This fracas is nowhere near over. Comics Twitter is still reeling from a vicious and now-deleted fight between the editor-in-chief of geek site Comics Alliance and the writer of The Amazing Spider-Man, about Faraci and death threats (a decent summary from critic Emma Houxbois can be found here, though it’s an explicit defense of the EIC against the scribe). The Washington Post just entered the fray this morning with a piece by Sonny Bunch headlined, “Artists need to step away from their most obsessed fans.” Do a Twitter search for “faraci” or “#SayNoToHYDRACap” and you’ll see constant updates.
The calmer, more eloquent parties in the battle are raising legitimate and vital questions about the relationship between creators, creations, and consumers in the age of online campaigning and ascendant fandom. When creators can so easily see real-time anger thrown in their direction, how can that not influence their art, at least at a subconscious level? And what could the resulting risk aversion cost consumers in the long run? Conversely, how can creators and their allies defend a story without ignoring or dismissing the legitimate political concerns of audiences? And what do you do when death threats enter an argument, either in support of or opposition to your own views?

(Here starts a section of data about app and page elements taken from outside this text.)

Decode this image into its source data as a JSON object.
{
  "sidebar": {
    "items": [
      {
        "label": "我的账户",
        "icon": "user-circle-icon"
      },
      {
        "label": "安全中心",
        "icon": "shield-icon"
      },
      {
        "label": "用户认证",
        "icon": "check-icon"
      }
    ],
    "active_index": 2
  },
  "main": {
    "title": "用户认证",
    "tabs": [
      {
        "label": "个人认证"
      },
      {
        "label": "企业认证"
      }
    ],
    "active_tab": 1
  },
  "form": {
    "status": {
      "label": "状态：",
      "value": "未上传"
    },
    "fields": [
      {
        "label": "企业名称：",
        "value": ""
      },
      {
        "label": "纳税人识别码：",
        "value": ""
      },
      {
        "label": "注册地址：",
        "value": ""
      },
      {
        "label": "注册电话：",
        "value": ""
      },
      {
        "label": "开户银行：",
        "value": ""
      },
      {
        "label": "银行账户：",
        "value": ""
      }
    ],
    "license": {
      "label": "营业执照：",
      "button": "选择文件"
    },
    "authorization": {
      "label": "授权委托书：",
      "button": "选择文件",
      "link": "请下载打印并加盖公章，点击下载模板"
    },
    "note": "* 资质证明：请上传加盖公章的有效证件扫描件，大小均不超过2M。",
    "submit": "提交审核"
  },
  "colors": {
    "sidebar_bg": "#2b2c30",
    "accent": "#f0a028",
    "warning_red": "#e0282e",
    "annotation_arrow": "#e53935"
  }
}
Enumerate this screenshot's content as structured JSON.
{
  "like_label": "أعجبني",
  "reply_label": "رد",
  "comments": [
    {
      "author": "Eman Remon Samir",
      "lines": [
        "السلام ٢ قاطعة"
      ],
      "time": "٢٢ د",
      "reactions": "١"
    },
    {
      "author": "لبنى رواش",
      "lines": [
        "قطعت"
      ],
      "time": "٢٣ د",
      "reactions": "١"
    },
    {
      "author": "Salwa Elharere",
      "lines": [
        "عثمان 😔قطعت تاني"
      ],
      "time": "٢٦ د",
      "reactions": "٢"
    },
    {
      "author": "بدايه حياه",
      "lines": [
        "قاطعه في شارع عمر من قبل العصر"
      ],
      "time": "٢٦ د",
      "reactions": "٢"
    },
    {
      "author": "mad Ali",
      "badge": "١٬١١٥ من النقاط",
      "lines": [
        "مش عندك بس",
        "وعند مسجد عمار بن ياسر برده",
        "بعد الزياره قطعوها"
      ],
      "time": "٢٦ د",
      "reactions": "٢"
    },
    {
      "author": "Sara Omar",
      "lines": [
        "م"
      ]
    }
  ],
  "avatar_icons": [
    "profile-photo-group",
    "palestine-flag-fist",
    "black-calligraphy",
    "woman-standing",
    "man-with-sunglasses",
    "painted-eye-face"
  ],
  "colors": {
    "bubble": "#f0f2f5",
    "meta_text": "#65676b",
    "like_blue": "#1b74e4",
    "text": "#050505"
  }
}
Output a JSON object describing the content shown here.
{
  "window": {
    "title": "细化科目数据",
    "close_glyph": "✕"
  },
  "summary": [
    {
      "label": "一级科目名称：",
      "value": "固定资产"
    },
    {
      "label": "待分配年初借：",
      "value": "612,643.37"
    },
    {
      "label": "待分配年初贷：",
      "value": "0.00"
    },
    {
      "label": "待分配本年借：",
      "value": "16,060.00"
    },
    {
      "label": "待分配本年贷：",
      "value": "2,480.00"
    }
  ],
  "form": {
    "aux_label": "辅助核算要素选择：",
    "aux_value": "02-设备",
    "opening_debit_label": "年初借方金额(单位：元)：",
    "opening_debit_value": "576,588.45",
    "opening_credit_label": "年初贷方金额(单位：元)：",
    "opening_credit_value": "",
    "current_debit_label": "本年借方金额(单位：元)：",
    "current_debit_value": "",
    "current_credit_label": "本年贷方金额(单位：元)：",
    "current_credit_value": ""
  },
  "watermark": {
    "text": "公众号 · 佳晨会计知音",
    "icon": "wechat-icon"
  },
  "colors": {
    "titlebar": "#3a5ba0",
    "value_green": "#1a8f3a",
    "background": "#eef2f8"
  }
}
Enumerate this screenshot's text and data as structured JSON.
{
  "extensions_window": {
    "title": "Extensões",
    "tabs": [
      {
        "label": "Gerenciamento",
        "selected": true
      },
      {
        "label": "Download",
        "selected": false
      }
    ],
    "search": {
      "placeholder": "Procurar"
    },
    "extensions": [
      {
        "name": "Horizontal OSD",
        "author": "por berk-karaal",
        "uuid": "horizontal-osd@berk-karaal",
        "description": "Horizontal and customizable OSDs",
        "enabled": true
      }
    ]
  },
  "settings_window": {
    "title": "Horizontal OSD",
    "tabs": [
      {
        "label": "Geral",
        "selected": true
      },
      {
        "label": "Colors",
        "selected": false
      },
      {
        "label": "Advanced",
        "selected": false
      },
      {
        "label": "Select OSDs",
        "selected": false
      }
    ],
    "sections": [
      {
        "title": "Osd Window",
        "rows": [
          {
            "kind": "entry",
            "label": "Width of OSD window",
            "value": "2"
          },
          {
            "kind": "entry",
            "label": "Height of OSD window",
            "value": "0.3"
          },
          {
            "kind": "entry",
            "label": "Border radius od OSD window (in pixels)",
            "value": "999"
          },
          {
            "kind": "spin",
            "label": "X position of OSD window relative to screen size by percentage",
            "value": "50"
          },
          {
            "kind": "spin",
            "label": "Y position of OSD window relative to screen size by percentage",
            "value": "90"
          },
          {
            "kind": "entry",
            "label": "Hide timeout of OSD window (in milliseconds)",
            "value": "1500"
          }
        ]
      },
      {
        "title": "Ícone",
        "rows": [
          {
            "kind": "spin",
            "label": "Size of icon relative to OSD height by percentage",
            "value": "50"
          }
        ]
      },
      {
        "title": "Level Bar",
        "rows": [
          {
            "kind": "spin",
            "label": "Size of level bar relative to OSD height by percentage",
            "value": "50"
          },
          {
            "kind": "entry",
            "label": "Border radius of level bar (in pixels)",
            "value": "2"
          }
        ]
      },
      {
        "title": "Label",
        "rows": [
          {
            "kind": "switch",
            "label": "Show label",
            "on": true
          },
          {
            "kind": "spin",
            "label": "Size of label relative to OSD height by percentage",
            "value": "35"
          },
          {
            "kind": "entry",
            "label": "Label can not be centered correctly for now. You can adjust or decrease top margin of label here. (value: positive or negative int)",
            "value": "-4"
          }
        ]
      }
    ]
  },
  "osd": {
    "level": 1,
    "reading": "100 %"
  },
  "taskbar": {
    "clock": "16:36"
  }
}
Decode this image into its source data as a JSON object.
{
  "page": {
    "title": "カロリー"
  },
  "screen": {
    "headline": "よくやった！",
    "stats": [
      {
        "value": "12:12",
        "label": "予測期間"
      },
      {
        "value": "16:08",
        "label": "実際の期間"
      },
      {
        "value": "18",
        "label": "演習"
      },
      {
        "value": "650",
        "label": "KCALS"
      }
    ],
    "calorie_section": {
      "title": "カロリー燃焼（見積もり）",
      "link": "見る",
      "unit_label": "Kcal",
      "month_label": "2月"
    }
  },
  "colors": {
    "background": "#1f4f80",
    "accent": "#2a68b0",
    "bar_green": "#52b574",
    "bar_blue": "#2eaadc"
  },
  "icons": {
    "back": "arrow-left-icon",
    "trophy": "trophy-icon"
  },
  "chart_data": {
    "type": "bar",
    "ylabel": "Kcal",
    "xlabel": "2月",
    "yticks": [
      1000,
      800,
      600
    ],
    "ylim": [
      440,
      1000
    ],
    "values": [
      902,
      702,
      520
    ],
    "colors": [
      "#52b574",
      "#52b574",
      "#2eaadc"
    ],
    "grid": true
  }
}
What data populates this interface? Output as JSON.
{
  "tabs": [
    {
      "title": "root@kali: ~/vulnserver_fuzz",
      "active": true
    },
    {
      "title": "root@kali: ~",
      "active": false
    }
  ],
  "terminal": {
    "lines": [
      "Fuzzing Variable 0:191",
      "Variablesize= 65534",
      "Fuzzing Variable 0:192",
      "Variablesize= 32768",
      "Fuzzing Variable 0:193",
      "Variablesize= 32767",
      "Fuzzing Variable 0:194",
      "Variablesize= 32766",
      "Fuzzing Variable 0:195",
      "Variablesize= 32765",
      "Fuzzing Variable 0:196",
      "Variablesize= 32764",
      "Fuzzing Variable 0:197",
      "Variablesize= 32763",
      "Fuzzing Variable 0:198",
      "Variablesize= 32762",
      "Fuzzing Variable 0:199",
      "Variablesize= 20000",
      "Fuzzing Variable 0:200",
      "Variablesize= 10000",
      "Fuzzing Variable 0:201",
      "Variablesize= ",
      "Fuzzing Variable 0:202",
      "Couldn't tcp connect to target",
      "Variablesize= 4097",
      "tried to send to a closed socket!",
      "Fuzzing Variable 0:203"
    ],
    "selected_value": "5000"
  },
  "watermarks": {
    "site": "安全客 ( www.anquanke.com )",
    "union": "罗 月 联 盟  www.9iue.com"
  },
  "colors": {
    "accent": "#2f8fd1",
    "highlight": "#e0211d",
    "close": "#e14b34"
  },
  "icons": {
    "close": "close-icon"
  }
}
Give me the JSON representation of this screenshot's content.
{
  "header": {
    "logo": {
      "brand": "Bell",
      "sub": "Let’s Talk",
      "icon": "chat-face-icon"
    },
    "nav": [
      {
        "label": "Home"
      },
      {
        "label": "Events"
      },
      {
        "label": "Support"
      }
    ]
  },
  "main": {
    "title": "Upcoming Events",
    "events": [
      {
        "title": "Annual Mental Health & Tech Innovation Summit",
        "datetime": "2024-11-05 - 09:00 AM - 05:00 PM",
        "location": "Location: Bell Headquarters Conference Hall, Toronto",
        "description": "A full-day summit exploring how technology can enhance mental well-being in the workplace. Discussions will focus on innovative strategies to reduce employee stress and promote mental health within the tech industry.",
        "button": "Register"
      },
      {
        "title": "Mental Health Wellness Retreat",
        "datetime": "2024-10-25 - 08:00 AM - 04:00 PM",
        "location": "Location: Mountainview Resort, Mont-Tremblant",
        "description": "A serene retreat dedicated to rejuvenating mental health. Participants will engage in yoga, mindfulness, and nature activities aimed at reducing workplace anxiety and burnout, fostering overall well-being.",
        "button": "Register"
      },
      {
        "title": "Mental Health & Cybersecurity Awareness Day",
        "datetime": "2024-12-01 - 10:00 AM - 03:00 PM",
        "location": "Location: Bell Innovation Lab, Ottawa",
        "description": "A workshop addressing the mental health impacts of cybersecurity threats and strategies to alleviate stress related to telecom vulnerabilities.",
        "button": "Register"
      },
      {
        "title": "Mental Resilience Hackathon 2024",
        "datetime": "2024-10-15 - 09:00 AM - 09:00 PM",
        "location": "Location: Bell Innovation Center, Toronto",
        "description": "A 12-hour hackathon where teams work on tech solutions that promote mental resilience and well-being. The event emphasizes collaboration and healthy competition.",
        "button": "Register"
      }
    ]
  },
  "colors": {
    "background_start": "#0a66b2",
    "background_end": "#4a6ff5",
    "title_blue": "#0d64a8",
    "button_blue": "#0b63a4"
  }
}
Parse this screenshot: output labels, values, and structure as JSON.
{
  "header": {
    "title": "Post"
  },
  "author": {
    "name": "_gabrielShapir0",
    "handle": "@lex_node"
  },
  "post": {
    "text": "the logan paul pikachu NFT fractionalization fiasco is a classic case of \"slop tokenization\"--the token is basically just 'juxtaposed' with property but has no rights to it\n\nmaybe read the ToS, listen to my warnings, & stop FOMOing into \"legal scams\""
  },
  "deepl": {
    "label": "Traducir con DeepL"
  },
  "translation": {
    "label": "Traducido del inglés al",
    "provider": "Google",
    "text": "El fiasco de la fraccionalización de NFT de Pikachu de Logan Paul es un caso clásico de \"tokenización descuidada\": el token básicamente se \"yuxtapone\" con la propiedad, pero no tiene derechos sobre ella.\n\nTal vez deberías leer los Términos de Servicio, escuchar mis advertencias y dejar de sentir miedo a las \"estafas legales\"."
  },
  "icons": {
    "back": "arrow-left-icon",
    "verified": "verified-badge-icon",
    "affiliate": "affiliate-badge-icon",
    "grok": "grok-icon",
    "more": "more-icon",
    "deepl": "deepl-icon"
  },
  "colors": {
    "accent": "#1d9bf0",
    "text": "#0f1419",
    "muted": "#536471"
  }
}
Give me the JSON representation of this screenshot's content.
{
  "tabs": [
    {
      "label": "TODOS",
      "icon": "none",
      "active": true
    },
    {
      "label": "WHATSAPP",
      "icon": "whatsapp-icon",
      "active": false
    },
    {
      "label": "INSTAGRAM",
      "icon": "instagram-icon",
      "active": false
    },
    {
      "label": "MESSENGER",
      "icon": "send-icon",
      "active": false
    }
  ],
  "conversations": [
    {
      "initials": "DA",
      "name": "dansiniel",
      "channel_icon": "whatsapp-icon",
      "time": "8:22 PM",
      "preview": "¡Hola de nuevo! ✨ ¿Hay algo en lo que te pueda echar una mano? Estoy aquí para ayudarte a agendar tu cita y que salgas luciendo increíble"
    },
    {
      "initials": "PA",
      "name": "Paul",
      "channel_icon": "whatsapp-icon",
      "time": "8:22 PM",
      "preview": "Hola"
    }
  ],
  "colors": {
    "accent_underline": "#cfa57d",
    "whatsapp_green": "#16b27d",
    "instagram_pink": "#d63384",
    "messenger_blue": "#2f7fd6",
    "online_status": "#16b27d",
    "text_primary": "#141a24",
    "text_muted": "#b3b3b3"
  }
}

There are many who are simply adopting a wait-and-see attitude about the situation. After all, we won’t have any information about what’s going on in the comics series that started it all until the next issue comes out, on June 29. Spencer, himself, is urging people to stay tuned before they jump to conclusions. In the meantime, he’ll have to put up with the oh-so-direct dialogue that thrives on Twitter. To wit: “I promise you, if it had been a comic, Vader being Luke’s dad would’ve been called a cheap sales gimmick,” Spencer tweeted recently. @StrayLiger had a pithy retort: “nah fam you just suck ass.”